§ Exercise details: Below is a block of records; repeat all of them exactly.

§ Provided records:
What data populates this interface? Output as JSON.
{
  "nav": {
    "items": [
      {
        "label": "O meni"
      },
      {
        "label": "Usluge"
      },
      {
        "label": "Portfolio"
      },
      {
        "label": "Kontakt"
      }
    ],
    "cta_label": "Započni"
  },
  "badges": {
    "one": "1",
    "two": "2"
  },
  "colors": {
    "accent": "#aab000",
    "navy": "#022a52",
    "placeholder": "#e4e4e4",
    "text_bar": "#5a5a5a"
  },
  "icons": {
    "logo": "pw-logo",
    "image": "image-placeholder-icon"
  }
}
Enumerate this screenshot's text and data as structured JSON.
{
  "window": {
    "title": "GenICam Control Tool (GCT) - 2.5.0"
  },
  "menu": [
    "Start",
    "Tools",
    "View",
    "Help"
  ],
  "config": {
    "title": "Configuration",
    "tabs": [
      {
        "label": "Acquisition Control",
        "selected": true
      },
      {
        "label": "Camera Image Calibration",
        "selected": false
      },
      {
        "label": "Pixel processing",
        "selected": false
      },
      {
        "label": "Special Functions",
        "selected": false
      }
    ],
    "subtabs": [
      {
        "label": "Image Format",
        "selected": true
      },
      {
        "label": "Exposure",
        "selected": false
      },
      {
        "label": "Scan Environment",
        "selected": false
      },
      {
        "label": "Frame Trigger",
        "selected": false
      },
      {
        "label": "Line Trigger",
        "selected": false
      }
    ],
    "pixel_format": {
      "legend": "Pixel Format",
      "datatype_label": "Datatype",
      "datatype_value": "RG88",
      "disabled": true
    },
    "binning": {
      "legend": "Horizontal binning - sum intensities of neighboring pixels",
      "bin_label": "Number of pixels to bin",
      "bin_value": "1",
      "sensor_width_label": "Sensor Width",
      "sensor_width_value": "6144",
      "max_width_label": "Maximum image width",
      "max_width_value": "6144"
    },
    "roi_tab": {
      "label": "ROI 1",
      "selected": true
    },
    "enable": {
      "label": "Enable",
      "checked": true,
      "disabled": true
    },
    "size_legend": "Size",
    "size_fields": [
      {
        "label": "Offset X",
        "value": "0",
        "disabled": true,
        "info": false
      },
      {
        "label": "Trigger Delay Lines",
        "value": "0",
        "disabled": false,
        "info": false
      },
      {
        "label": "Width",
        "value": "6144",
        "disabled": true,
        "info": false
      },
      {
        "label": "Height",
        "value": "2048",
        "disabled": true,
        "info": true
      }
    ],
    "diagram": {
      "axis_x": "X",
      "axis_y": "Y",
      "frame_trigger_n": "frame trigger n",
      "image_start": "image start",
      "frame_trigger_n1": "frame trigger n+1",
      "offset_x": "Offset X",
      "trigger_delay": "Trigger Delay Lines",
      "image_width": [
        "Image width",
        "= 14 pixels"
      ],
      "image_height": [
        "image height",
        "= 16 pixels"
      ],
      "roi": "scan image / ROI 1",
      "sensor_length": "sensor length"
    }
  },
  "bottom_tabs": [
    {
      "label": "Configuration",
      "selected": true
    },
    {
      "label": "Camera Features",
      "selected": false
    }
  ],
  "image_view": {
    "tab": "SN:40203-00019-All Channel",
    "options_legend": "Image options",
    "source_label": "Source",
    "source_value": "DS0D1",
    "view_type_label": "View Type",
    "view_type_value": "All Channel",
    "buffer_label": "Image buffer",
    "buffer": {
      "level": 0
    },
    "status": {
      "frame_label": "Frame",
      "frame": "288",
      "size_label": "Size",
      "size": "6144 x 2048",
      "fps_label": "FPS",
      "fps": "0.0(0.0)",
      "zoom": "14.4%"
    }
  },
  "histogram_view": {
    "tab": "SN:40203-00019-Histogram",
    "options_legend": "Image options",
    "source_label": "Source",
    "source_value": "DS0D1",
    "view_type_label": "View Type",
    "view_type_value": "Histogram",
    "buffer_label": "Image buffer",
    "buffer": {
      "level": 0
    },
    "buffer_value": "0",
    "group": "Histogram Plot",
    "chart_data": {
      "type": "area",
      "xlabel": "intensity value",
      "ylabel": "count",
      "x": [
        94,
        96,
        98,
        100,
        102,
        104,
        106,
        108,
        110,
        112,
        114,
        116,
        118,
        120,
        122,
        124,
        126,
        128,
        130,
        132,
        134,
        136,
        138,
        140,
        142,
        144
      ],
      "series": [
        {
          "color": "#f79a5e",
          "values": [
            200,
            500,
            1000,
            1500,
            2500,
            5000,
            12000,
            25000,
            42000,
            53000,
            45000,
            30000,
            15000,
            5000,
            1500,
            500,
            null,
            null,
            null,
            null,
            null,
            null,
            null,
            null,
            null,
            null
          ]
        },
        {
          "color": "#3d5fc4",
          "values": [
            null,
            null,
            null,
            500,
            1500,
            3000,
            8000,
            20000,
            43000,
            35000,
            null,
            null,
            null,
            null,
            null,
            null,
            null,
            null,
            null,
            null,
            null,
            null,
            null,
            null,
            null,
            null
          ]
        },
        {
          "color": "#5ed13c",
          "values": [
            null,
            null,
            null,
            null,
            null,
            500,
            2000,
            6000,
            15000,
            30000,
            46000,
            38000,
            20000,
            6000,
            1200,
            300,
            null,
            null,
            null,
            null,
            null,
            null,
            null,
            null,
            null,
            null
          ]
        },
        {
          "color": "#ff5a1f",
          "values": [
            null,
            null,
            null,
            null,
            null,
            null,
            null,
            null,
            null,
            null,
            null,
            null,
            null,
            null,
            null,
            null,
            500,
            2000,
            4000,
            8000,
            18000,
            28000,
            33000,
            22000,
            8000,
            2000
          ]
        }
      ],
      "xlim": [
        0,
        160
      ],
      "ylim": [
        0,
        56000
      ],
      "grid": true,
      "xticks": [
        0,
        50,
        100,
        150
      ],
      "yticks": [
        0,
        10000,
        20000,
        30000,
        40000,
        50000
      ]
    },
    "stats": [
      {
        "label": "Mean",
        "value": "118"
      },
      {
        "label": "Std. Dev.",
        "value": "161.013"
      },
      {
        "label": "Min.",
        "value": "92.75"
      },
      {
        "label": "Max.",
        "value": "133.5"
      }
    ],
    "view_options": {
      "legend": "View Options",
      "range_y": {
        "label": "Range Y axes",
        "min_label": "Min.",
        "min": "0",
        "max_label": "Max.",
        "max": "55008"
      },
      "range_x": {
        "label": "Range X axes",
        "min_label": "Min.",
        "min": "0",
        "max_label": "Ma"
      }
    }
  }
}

§ Exercise solution:
What data populates this interface? Output as JSON.
{
  "nav": {
    "items": [
      {
        "label": "O meni"
      },
      {
        "label": "Usluge"
      },
      {
        "label": "Portfolio"
      },
      {
        "label": "Kontakt"
      }
    ],
    "cta_label": "Započni"
  },
  "badges": {
    "one": "1",
    "two": "2"
  },
  "colors": {
    "accent": "#aab000",
    "navy": "#022a52",
    "placeholder": "#e4e4e4",
    "text_bar": "#5a5a5a"
  },
  "icons": {
    "logo": "pw-logo",
    "image": "image-placeholder-icon"
  }
}
Enumerate this screenshot's text and data as structured JSON.
{
  "window": {
    "title": "GenICam Control Tool (GCT) - 2.5.0"
  },
  "menu": [
    "Start",
    "Tools",
    "View",
    "Help"
  ],
  "config": {
    "title": "Configuration",
    "tabs": [
      {
        "label": "Acquisition Control",
        "selected": true
      },
      {
        "label": "Camera Image Calibration",
        "selected": false
      },
      {
        "label": "Pixel processing",
        "selected": false
      },
      {
        "label": "Special Functions",
        "selected": false
      }
    ],
    "subtabs": [
      {
        "label": "Image Format",
        "selected": true
      },
      {
        "label": "Exposure",
        "selected": false
      },
      {
        "label": "Scan Environment",
        "selected": false
      },
      {
        "label": "Frame Trigger",
        "selected": false
      },
      {
        "label": "Line Trigger",
        "selected": false
      }
    ],
    "pixel_format": {
      "legend": "Pixel Format",
      "datatype_label": "Datatype",
      "datatype_value": "RG88",
      "disabled": true
    },
    "binning": {
      "legend": "Horizontal binning - sum intensities of neighboring pixels",
      "bin_label": "Number of pixels to bin",
      "bin_value": "1",
      "sensor_width_label": "Sensor Width",
      "sensor_width_value": "6144",
      "max_width_label": "Maximum image width",
      "max_width_value": "6144"
    },
    "roi_tab": {
      "label": "ROI 1",
      "selected": true
    },
    "enable": {
      "label": "Enable",
      "checked": true,
      "disabled": true
    },
    "size_legend": "Size",
    "size_fields": [
      {
        "label": "Offset X",
        "value": "0",
        "disabled": true,
        "info": false
      },
      {
        "label": "Trigger Delay Lines",
        "value": "0",
        "disabled": false,
        "info": false
      },
      {
        "label": "Width",
        "value": "6144",
        "disabled": true,
        "info": false
      },
      {
        "label": "Height",
        "value": "2048",
        "disabled": true,
        "info": true
      }
    ],
    "diagram": {
      "axis_x": "X",
      "axis_y": "Y",
      "frame_trigger_n": "frame trigger n",
      "image_start": "image start",
      "frame_trigger_n1": "frame trigger n+1",
      "offset_x": "Offset X",
      "trigger_delay": "Trigger Delay Lines",
      "image_width": [
        "Image width",
        "= 14 pixels"
      ],
      "image_height": [
        "image height",
        "= 16 pixels"
      ],
      "roi": "scan image / ROI 1",
      "sensor_length": "sensor length"
    }
  },
  "bottom_tabs": [
    {
      "label": "Configuration",
      "selected": true
    },
    {
      "label": "Camera Features",
      "selected": false
    }
  ],
  "image_view": {
    "tab": "SN:40203-00019-All Channel",
    "options_legend": "Image options",
    "source_label": "Source",
    "source_value": "DS0D1",
    "view_type_label": "View Type",
    "view_type_value": "All Channel",
    "buffer_label": "Image buffer",
    "buffer": {
      "level": 0
    },
    "status": {
      "frame_label": "Frame",
      "frame": "288",
      "size_label": "Size",
      "size": "6144 x 2048",
      "fps_label": "FPS",
      "fps": "0.0(0.0)",
      "zoom": "14.4%"
    }
  },
  "histogram_view": {
    "tab": "SN:40203-00019-Histogram",
    "options_legend": "Image options",
    "source_label": "Source",
    "source_value": "DS0D1",
    "view_type_label": "View Type",
    "view_type_value": "Histogram",
    "buffer_label": "Image buffer",
    "buffer": {
      "level": 0
    },
    "buffer_value": "0",
    "group": "Histogram Plot",
    "chart_data": {
      "type": "area",
      "xlabel": "intensity value",
      "ylabel": "count",
      "x": [
        94,
        96,
        98,
        100,
        102,
        104,
        106,
        108,
        110,
        112,
        114,
        116,
        118,
        120,
        122,
        124,
        126,
        128,
        130,
        132,
        134,
        136,
        138,
        140,
        142,
        144
      ],
      "series": [
        {
          "color": "#f79a5e",
          "values": [
            200,
            500,
            1000,
            1500,
            2500,
            5000,
            12000,
            25000,
            42000,
            53000,
            45000,
            30000,
            15000,
            5000,
            1500,
            500,
            null,
            null,
            null,
            null,
            null,
            null,
            null,
            null,
            null,
            null
          ]
        },
        {
          "color": "#3d5fc4",
          "values": [
            null,
            null,
            null,
            500,
            1500,
            3000,
            8000,
            20000,
            43000,
            35000,
            null,
            null,
            null,
            null,
            null,
            null,
            null,
            null,
            null,
            null,
            null,
            null,
            null,
            null,
            null,
            null
          ]
        },
        {
          "color": "#5ed13c",
          "values": [
            null,
            null,
            null,
            null,
            null,
            500,
            2000,
            6000,
            15000,
            30000,
            46000,
            38000,
            20000,
            6000,
            1200,
            300,
            null,
            null,
            null,
            null,
            null,
            null,
            null,
            null,
            null,
            null
          ]
        },
        {
          "color": "#ff5a1f",
          "values": [
            null,
            null,
            null,
            null,
            null,
            null,
            null,
            null,
            null,
            null,
            null,
            null,
            null,
            null,
            null,
            null,
            500,
            2000,
            4000,
            8000,
            18000,
            28000,
            33000,
            22000,
            8000,
            2000
          ]
        }
      ],
      "xlim": [
        0,
        160
      ],
      "ylim": [
        0,
        56000
      ],
      "grid": true,
      "xticks": [
        0,
        50,
        100,
        150
      ],
      "yticks": [
        0,
        10000,
        20000,
        30000,
        40000,
        50000
      ]
    },
    "stats": [
      {
        "label": "Mean",
        "value": "118"
      },
      {
        "label": "Std. Dev.",
        "value": "161.013"
      },
      {
        "label": "Min.",
        "value": "92.75"
      },
      {
        "label": "Max.",
        "value": "133.5"
      }
    ],
    "view_options": {
      "legend": "View Options",
      "range_y": {
        "label": "Range Y axes",
        "min_label": "Min.",
        "min": "0",
        "max_label": "Max.",
        "max": "55008"
      },
      "range_x": {
        "label": "Range X axes",
        "min_label": "Min.",
        "min": "0",
        "max_label": "Ma"
      }
    }
  }
}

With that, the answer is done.